I have a question. Do you have anything stored in the event that you have an emergency? Like, easy to throw together stuff if you don't have electric or can't use your stove of whatever? I'm just curious. I don't keep processed foods in the house either, but I'm wondering if I should keep a small box of it in the back of the cabinets in the event that we aren't able to cook like normal.

Julie said...

Hmm. We don't really have the usual "emergency foods" like vienna sausages and granola bars. Much of what we have in our pantry (rice, grains, oatmeal, etc.) could be easily cooked in a pot of boiling water, which we'd have access to either on the grill, a fire in our fire pit, or our camp stoves.
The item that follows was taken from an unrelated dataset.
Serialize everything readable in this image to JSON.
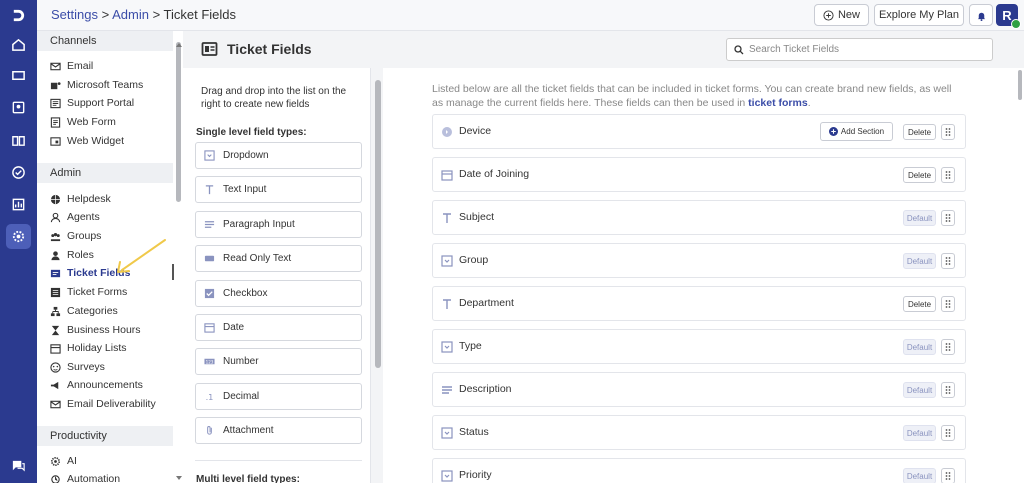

And a lot of it - like dried fruits, nuts, granola, etc. can be eaten as is.
Losing electricity is pretty rare around here, and it's never lasted longer than half an hour or so. Thankfully I've had enough experience cooking dinner on a campfire, and we've got all the supplies we'd need for that. And there are usually enough breads, muffins, cookies, etc. on hand to keep us satiated for a time.
Good question - one I've been tossing around a bit for awhile since much of our food is perishable now.
There are also enough home-canned goods in the pantry that we could use those to help supplement our meals - fruits, sauces and jams, etc.
I might have to turn this into a blog subject, thanks Dani!